re-election, is on the agenda for this morning’s opening session. But

the signing will take place away from the main AFN convention, which

took place on Oct. 23.

“It seems like it took on a life of

its own on social media, with people inviting other people and so

on,” AFN President Julie Kitka told the News. The ceremony was held

in another room at the Dena’ina Center.

CROW TRIBE SEEKS RENEWAL OF INDIAN COAL

PRODUCTION TAX CREDIT

BILLINGS, Mont. – The Crow Tribe of

Montana is calling on Congress to extend the Indian Coal Production

Tax Credit and make it permanent.

The reservation is home to a large

coal reserve. The tax credit enables the tribe to keep people at

work, Chairman Darrin Old Coyote said. “For the last few years,

we’ve been using the Indian Coal Production Tax Credit,” he said.

“When it expired in December 2013, we saw a $3 million reduction in

our budget as a tribe. A lot of our members are still on 32-hour

(work weeks) because of this. Without the tax credit, our future is

dim right now."

Rep. Steve Daines (R-Montana), who met

with the tribe on Oct. 22, is sponsoring H.R.4768 in the House, which

would make the tax credit permanent.

BIA ANNOUNCES CONSULTATIONS FOR

SECRETARIAL ELECTION REGULATION

WASHINGTON – The Bureau of Indian

Affairs will be holding consultation sessions on a new regulation

that affects Secretarial elections.

Three consultations have been

scheduled so far. They will take place Nov. 18 in Oklahoma City,

Okla. and Nov. 20 in Rocklin, Calif.

The changes have been in the works for

several years. The Obama administration held consultations in 2009

and 2010 on a draft rule and the proposed rule was published in the

Federal Register earlier this month.

"A Secretarial election is a

Federal election conducted by the Secretary of the Interior

(Secretary) under a Federal statute or tribal governing document,"

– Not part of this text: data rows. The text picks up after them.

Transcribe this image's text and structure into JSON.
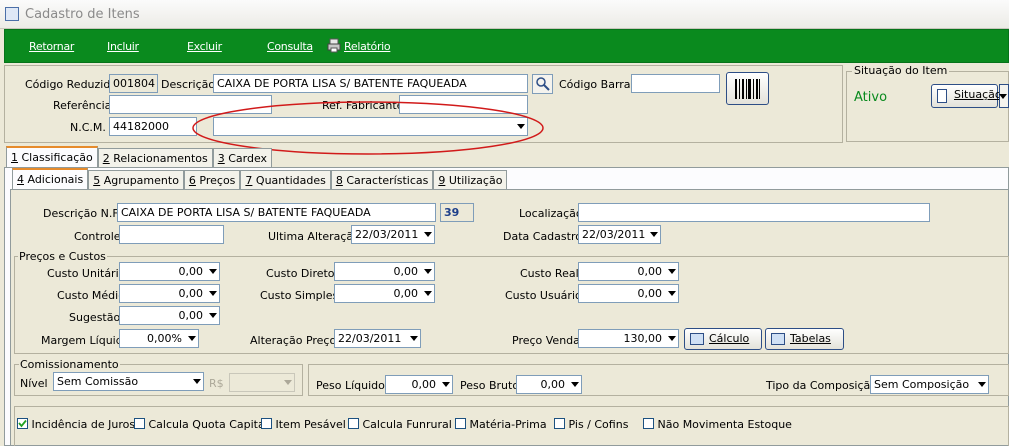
{
  "window": {
    "title": "Cadastro de Itens"
  },
  "toolbar": {
    "retornar": "Retornar",
    "incluir": "Incluir",
    "excluir": "Excluir",
    "consulta": "Consulta",
    "relatorio": "Relatório"
  },
  "header": {
    "codigo_label": "Código Reduzido",
    "codigo_value": "001804",
    "descricao_label": "Descrição",
    "descricao_value": "CAIXA DE PORTA LISA S/ BATENTE FAQUEADA",
    "codigo_barras_label": "Código Barras",
    "codigo_barras_value": "",
    "referencia_label": "Referência",
    "referencia_value": "",
    "ref_fabricante_label": "Ref. Fabricante",
    "ref_fabricante_value": "",
    "ncm_label": "N.C.M.",
    "ncm_value": "44182000",
    "ncm_desc_value": ""
  },
  "situacao": {
    "group_label": "Situação do Item",
    "status": "Ativo",
    "button_label": "Situação"
  },
  "tabs1": [
    {
      "num": "1",
      "label": " Classificação"
    },
    {
      "num": "2",
      "label": " Relacionamentos"
    },
    {
      "num": "3",
      "label": " Cardex"
    }
  ],
  "tabs2": [
    {
      "num": "4",
      "label": " Adicionais"
    },
    {
      "num": "5",
      "label": " Agrupamento"
    },
    {
      "num": "6",
      "label": " Preços"
    },
    {
      "num": "7",
      "label": " Quantidades"
    },
    {
      "num": "8",
      "label": " Características"
    },
    {
      "num": "9",
      "label": " Utilização"
    }
  ],
  "adicionais": {
    "desc_nf_label": "Descrição N.F.",
    "desc_nf_value": "CAIXA DE PORTA LISA S/ BATENTE FAQUEADA",
    "desc_nf_count": "39",
    "localizacao_label": "Localização",
    "localizacao_value": "",
    "controle_label": "Controle",
    "controle_value": "",
    "ultima_alt_label": "Ultima Alteração",
    "ultima_alt_value": "22/03/2011",
    "data_cad_label": "Data Cadastro",
    "data_cad_value": "22/03/2011"
  },
  "precos": {
    "group_label": "Preços e Custos",
    "custo_unitario_label": "Custo Unitário",
    "custo_unitario_value": "0,00",
    "custo_direto_label": "Custo Direto",
    "custo_direto_value": "0,00",
    "custo_real_label": "Custo Real",
    "custo_real_value": "0,00",
    "custo_medio_label": "Custo Médio",
    "custo_medio_value": "0,00",
    "custo_simples_label": "Custo Simples",
    "custo_simples_value": "0,00",
    "custo_usuario_label": "Custo Usuário",
    "custo_usuario_value": "0,00",
    "sugestao_label": "Sugestão",
    "sugestao_value": "0,00",
    "margem_label": "Margem Líquida",
    "margem_value": "0,00%",
    "alt_preco_label": "Alteração Preço",
    "alt_preco_value": "22/03/2011",
    "preco_venda_label": "Preço Venda",
    "preco_venda_value": "130,00",
    "calculo_button": "Cálculo",
    "tabelas_button": "Tabelas"
  },
  "comissao": {
    "group_label": "Comissionamento",
    "nivel_label": "Nível",
    "nivel_value": "Sem Comissão",
    "rs_label": "R$",
    "rs_value": "",
    "peso_liquido_label": "Peso Líquido",
    "peso_liquido_value": "0,00",
    "peso_bruto_label": "Peso Bruto",
    "peso_bruto_value": "0,00",
    "tipo_comp_label": "Tipo da Composição",
    "tipo_comp_value": "Sem Composição"
  },
  "checkboxes": [
    {
      "label": "Incidência de Juros",
      "checked": true
    },
    {
      "label": "Calcula Quota Capital",
      "checked": false
    },
    {
      "label": "Item Pesável",
      "checked": false
    },
    {
      "label": "Calcula Funrural",
      "checked": false
    },
    {
      "label": "Matéria-Prima",
      "checked": false
    },
    {
      "label": "Pis / Cofins",
      "checked": false
    },
    {
      "label": "Não Movimenta Estoque",
      "checked": false
    }
  ],
  "annotation": {
    "color": "#d11a1a"
  }
}
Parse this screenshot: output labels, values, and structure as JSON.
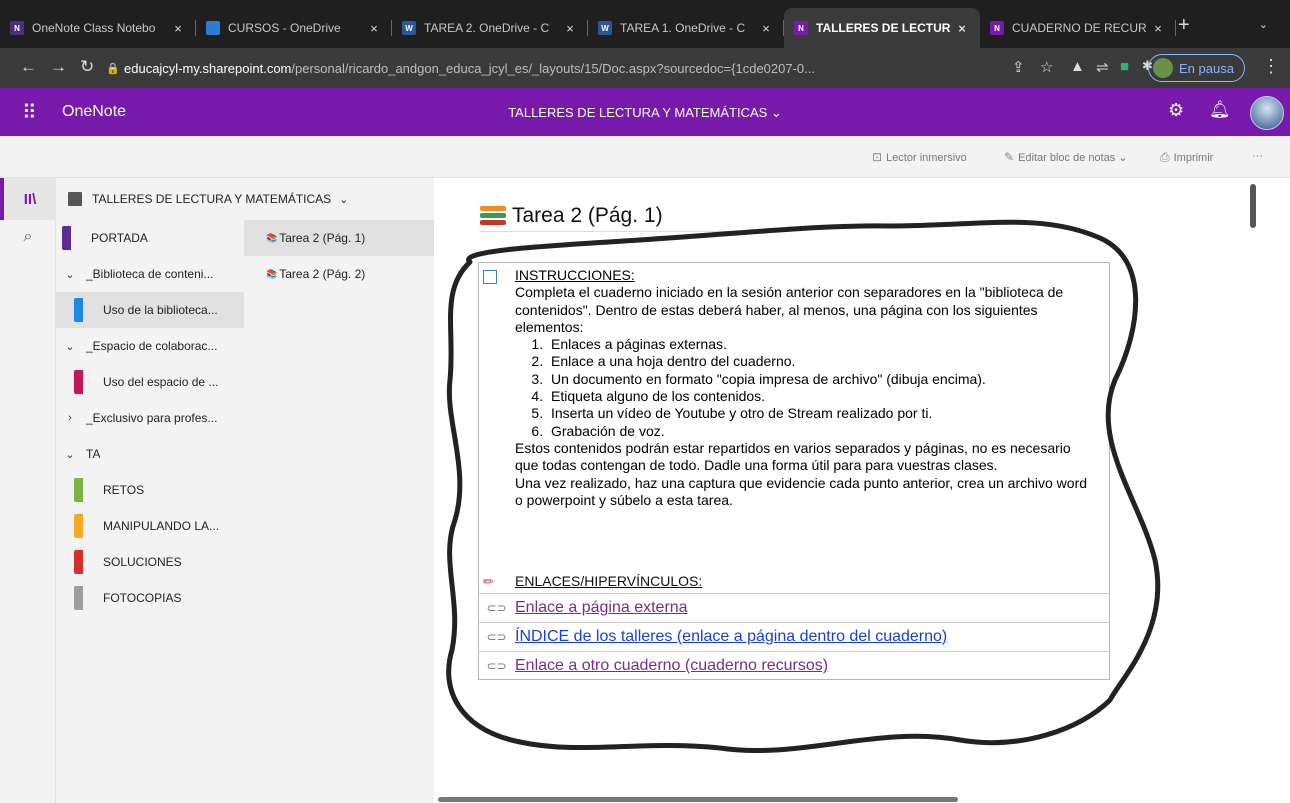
{
  "browser": {
    "tabs": [
      {
        "label": "OneNote Class Notebo",
        "icon": "onenote-class-icon",
        "color": "#4c2f7a",
        "glyph": "N",
        "active": false
      },
      {
        "label": "CURSOS - OneDrive",
        "icon": "onedrive-cloud-icon",
        "color": "#2b7cd3",
        "glyph": "",
        "active": false
      },
      {
        "label": "TAREA 2. OneDrive - C",
        "icon": "word-icon",
        "color": "#2b579a",
        "glyph": "W",
        "active": false
      },
      {
        "label": "TAREA 1. OneDrive - C",
        "icon": "word-icon",
        "color": "#2b579a",
        "glyph": "W",
        "active": false
      },
      {
        "label": "TALLERES DE LECTUR",
        "icon": "onenote-icon",
        "color": "#7719aa",
        "glyph": "N",
        "active": true
      },
      {
        "label": "CUADERNO DE RECUR",
        "icon": "onenote-icon",
        "color": "#7719aa",
        "glyph": "N",
        "active": false
      }
    ],
    "address": {
      "host": "educajcyl-my.sharepoint.com",
      "path": "/personal/ricardo_andgon_educa_jcyl_es/_layouts/15/Doc.aspx?sourcedoc={1cde0207-0..."
    },
    "profile_label": "En pausa"
  },
  "app": {
    "name": "OneNote",
    "notebook_title": "TALLERES DE LECTURA Y MATEMÁTICAS ⌄",
    "brand_color": "#7719aa"
  },
  "commands": {
    "immersive": "Lector inmersivo",
    "edit": "Editar bloc de notas ⌄",
    "print": "Imprimir",
    "more": "···"
  },
  "navigation": {
    "notebook_name": "TALLERES DE LECTURA Y MATEMÁTICAS",
    "sections": [
      {
        "label": "PORTADA",
        "type": "section",
        "color": "#5c2d91"
      },
      {
        "label": "_Biblioteca de conteni...",
        "type": "group",
        "expand": "⌄"
      },
      {
        "label": "Uso de la biblioteca...",
        "type": "section",
        "color": "#1e88e5",
        "indent": true,
        "selected": true
      },
      {
        "label": "_Espacio de colaborac...",
        "type": "group",
        "expand": "⌄"
      },
      {
        "label": "Uso del espacio de ...",
        "type": "section",
        "color": "#c2185b",
        "indent": true
      },
      {
        "label": "_Exclusivo para profes...",
        "type": "group",
        "expand": "›"
      },
      {
        "label": "TA",
        "type": "group",
        "expand": "⌄"
      },
      {
        "label": "RETOS",
        "type": "section",
        "color": "#7cb342",
        "indent": true
      },
      {
        "label": "MANIPULANDO LA...",
        "type": "section",
        "color": "#f9a825",
        "indent": true
      },
      {
        "label": "SOLUCIONES",
        "type": "section",
        "color": "#d32f2f",
        "indent": true
      },
      {
        "label": "FOTOCOPIAS",
        "type": "section",
        "color": "#9e9e9e",
        "indent": true
      }
    ],
    "pages": [
      {
        "label": "Tarea 2 (Pág. 1)",
        "selected": true
      },
      {
        "label": "Tarea 2 (Pág. 2)",
        "selected": false
      }
    ]
  },
  "page": {
    "title": "Tarea 2 (Pág. 1)",
    "instructions_heading": "INSTRUCCIONES:",
    "intro": "Completa el cuaderno iniciado en la sesión anterior con separadores en la \"biblioteca de contenidos\". Dentro de estas deberá haber, al menos, una página con los siguientes elementos:",
    "items": [
      "Enlaces a páginas externas.",
      "Enlace a una hoja dentro del cuaderno.",
      "Un documento en formato \"copia impresa de archivo\" (dibuja encima).",
      "Etiqueta alguno de los contenidos.",
      "Inserta un vídeo de Youtube y otro de Stream realizado por ti.",
      "Grabación de voz."
    ],
    "para2": "Estos contenidos podrán estar repartidos en varios separados y páginas, no es necesario que todas contengan de todo. Dadle una forma útil para para vuestras clases.",
    "para3": "Una vez realizado, haz una captura que evidencie cada punto anterior, crea un archivo word o powerpoint y súbelo a esta tarea.",
    "links_heading": "ENLACES/HIPERVÍNCULOS:",
    "links": [
      {
        "label": "Enlace a página externa",
        "color": "#7a2a94"
      },
      {
        "label": "ÍNDICE  de los talleres (enlace a página dentro del cuaderno)",
        "color": "#1a3fd1"
      },
      {
        "label": "Enlace a otro cuaderno (cuaderno recursos)",
        "color": "#7a2a94"
      }
    ]
  }
}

the Oct. 9 notice states. According to the notice, the BIA hasn’t

updated its Secretarial election regulations since 1981.